Dr. Thomas Sterling received his Ph.D.
from MIT in 1984 and has held research scientist positions with the Harris Corporations'
Advanced Technology Department, the IDA Supercomputing Research Center, and the
USRA Center of Excellence in Space Data and Information Sciences. In 1996 Dr.
Sterling received a joint appointment at the NASA Jet Propulsion Laboratory's
High Performance Computing group where he is a Principal Scientist and the California
Institute of Technology's Center for Advanced Computing
Research where he is a Faculty Associate. For the last 20 years, he has engaged
in applied research in parallel processing hardware and software systems for high
performance computing. Sterling was a developer of the Concert shared memory multiprocessor,
the YARC static dataflow computer, and the Associative Template Dataflow computer

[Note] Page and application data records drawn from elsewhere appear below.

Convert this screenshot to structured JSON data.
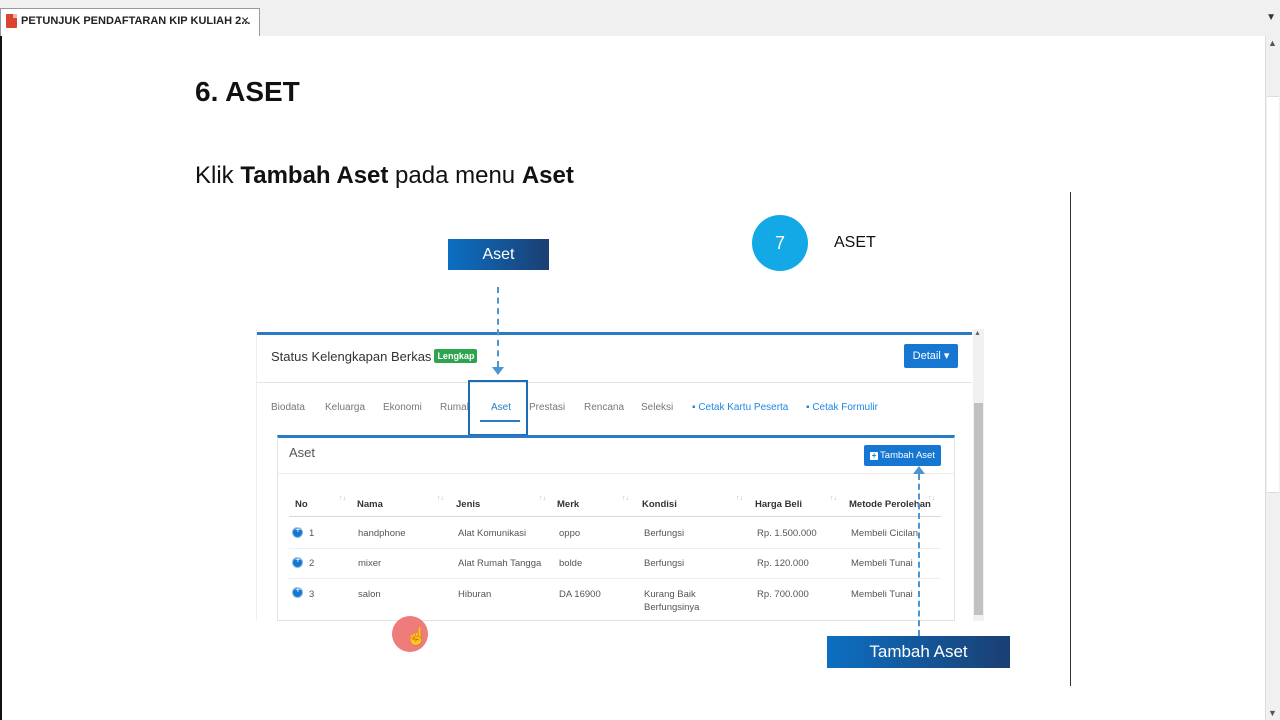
{
  "tab": {
    "title": "PETUNJUK PENDAFTARAN KIP KULIAH 2...",
    "close": "×",
    "menu": "▼"
  },
  "page": {
    "heading": "6. ASET",
    "instruction": {
      "t1": "Klik ",
      "b1": "Tambah Aset",
      "t2": " pada menu ",
      "b2": "Aset"
    }
  },
  "callouts": {
    "aset_label": "Aset",
    "tambah_label": "Tambah Aset",
    "step_number": "7",
    "step_title": "ASET"
  },
  "screenshot": {
    "status_text": "Status Kelengkapan Berkas",
    "status_badge": "Lengkap",
    "detail_button": "Detail ▾",
    "tabs": [
      "Biodata",
      "Keluarga",
      "Ekonomi",
      "Rumah",
      "Aset",
      "Prestasi",
      "Rencana",
      "Seleksi",
      "Cetak Kartu Peserta",
      "Cetak Formulir"
    ],
    "panel_title": "Aset",
    "tambah_button": "Tambah Aset",
    "columns": [
      "No",
      "Nama",
      "Jenis",
      "Merk",
      "Kondisi",
      "Harga Beli",
      "Metode Perolehan"
    ],
    "rows": [
      {
        "no": "1",
        "nama": "handphone",
        "jenis": "Alat Komunikasi",
        "merk": "oppo",
        "kondisi": "Berfungsi",
        "kondisi2": "",
        "harga": "Rp. 1.500.000",
        "metode": "Membeli Cicilan"
      },
      {
        "no": "2",
        "nama": "mixer",
        "jenis": "Alat Rumah Tangga",
        "merk": "bolde",
        "kondisi": "Berfungsi",
        "kondisi2": "",
        "harga": "Rp. 120.000",
        "metode": "Membeli Tunai"
      },
      {
        "no": "3",
        "nama": "salon",
        "jenis": "Hiburan",
        "merk": "DA 16900",
        "kondisi": "Kurang Baik",
        "kondisi2": "Berfungsinya",
        "harga": "Rp. 700.000",
        "metode": "Membeli Tunai"
      }
    ]
  },
  "colors": {
    "accent": "#1677d2",
    "label_gradient_start": "#0c6fc2",
    "label_gradient_end": "#1b3f73",
    "step_circle": "#13a9e6",
    "badge_green": "#2da44e",
    "cursor_highlight": "#f07b7b"
  },
  "icons": [
    "pdf-file-icon",
    "close-icon",
    "chevron-down-icon",
    "file-icon",
    "plus-square-icon",
    "plus-circle-icon",
    "hand-cursor-icon"
  ]
}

concept and has conducted extensive studies of distributed shared memory cache
coherence systems. In 1994, Dr. Sterling led the team at the NASA Goddard Space
Flight Center that developed the first Beowulf-class PC clusters including the
Ethernet networking software for the Linux operating system and is an author of
the 1999 book, "How to Build a Beowulf" published by MIT Press. Since
1994, Sterling has been a leader in the national Petaflops initiative chairing
three workshops on petaflops systems development and chairing the subgroup on
the Petaflops computing implementation plan for the President's Information Technology
Advisory Committee. He is also an author of the book, "Enabling Technologies
for Petaflops Computing" published by MIT Press in 1995. Sterling was the
Principal Investigator for the interdisciplinary Hybrid Technology Multithreaded
(HTMT) architecture research project sponsored by NASA, NSA, NSF, and DARPA which
ended in 2000. Currently, Sterling is Principal Investigator leading the Gilgamesh
Architecture research project sponsored by NASA.